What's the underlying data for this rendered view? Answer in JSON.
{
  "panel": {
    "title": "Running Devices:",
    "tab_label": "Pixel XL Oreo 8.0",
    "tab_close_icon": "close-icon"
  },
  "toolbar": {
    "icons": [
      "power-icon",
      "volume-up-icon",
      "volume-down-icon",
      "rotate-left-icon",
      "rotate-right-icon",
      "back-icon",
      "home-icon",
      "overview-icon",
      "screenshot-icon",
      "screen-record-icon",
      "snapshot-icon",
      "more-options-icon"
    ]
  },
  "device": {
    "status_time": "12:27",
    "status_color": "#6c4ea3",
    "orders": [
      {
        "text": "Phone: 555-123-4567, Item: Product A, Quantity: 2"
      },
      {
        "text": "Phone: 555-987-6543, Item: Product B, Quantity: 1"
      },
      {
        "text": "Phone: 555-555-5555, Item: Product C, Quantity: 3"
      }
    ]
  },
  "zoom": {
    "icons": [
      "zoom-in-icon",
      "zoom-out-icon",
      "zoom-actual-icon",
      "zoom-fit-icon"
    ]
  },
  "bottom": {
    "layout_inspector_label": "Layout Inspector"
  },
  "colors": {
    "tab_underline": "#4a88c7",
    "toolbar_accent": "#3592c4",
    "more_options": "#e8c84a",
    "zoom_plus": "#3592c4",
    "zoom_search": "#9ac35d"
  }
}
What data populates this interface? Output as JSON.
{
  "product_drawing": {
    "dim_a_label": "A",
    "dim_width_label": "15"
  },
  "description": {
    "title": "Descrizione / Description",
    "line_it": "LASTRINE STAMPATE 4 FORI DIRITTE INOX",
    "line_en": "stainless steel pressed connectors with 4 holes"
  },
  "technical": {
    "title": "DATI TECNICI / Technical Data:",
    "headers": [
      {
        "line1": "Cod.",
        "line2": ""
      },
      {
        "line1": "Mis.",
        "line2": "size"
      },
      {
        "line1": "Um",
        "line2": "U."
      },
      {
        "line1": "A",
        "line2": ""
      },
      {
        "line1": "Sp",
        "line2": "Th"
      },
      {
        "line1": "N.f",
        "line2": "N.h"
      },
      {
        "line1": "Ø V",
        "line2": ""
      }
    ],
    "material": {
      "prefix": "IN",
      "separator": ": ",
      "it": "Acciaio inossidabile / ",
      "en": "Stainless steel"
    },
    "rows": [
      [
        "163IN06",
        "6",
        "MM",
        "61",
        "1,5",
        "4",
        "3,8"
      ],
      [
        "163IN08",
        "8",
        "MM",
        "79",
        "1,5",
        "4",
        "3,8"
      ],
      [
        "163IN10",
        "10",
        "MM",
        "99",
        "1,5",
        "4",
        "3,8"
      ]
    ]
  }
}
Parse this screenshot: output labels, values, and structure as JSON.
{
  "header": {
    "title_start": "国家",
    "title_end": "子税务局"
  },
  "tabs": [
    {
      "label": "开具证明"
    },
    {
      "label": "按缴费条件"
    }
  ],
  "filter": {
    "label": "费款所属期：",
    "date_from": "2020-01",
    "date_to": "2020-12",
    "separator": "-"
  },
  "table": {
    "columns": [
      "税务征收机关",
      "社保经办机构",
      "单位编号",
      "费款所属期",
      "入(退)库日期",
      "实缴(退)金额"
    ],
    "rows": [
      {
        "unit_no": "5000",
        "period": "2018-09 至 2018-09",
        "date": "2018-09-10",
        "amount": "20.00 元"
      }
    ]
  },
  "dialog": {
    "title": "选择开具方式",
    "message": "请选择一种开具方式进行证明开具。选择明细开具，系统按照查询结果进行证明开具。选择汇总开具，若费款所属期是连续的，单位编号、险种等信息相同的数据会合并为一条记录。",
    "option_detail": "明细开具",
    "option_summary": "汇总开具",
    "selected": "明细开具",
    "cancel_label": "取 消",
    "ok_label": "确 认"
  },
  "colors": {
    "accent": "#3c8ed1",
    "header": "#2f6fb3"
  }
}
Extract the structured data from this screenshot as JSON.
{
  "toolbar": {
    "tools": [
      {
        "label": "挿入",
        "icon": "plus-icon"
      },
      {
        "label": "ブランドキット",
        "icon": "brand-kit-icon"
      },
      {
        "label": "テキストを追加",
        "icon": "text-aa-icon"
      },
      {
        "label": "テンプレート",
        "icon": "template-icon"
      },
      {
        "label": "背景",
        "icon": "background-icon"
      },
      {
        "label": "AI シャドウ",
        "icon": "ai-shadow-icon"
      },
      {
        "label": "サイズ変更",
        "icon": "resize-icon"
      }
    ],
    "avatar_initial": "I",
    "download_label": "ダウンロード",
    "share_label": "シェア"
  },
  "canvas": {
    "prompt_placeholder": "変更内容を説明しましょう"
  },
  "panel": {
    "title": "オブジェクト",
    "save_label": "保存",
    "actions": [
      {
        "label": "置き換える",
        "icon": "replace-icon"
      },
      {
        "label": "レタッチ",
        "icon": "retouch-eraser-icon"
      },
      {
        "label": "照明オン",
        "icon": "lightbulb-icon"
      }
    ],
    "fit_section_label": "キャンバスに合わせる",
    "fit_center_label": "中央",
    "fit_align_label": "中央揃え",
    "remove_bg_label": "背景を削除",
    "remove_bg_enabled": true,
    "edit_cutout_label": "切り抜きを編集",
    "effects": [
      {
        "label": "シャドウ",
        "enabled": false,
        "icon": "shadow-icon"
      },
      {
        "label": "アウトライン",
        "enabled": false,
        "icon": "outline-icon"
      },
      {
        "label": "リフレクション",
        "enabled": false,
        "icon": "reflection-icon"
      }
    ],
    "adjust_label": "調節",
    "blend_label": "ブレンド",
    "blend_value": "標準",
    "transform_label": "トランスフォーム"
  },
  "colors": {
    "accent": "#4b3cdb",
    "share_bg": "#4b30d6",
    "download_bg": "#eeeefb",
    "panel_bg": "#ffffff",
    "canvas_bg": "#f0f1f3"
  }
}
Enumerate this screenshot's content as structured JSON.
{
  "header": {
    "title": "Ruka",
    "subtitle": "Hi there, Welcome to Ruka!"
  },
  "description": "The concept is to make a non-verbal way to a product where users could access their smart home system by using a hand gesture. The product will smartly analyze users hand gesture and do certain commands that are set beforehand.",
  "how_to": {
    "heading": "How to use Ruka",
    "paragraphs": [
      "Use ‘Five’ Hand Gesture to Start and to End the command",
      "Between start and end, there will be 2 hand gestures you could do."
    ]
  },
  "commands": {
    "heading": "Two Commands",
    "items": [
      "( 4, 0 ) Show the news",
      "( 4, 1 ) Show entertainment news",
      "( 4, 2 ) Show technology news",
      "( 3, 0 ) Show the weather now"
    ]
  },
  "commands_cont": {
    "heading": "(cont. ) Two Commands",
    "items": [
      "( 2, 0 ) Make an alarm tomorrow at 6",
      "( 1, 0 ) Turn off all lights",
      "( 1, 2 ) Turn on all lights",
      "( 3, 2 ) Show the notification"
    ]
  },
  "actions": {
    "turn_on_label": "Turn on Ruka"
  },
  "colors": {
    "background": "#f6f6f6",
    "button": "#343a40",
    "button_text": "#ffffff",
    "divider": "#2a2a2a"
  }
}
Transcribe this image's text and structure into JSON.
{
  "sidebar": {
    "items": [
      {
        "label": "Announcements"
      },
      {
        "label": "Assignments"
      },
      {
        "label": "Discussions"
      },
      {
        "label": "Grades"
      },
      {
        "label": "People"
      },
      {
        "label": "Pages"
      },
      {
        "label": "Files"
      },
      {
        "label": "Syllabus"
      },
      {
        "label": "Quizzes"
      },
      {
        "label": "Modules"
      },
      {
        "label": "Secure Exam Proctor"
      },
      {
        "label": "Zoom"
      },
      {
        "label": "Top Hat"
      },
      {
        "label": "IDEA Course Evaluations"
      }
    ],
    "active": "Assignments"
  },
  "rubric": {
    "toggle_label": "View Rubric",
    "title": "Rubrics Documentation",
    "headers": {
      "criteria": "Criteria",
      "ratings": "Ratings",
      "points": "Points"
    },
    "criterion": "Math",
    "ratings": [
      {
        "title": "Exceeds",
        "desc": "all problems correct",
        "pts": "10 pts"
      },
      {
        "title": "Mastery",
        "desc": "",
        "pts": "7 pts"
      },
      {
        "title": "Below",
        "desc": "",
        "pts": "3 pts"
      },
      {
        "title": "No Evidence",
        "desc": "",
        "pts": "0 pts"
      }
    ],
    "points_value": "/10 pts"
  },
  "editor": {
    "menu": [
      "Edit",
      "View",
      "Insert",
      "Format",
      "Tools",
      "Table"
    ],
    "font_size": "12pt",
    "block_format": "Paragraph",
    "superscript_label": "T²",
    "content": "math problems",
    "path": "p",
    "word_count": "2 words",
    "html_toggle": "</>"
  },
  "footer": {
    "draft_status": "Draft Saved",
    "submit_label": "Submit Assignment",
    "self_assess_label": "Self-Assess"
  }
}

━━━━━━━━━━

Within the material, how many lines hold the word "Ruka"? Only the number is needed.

=== RESPONSE TO THIS TASK ===
4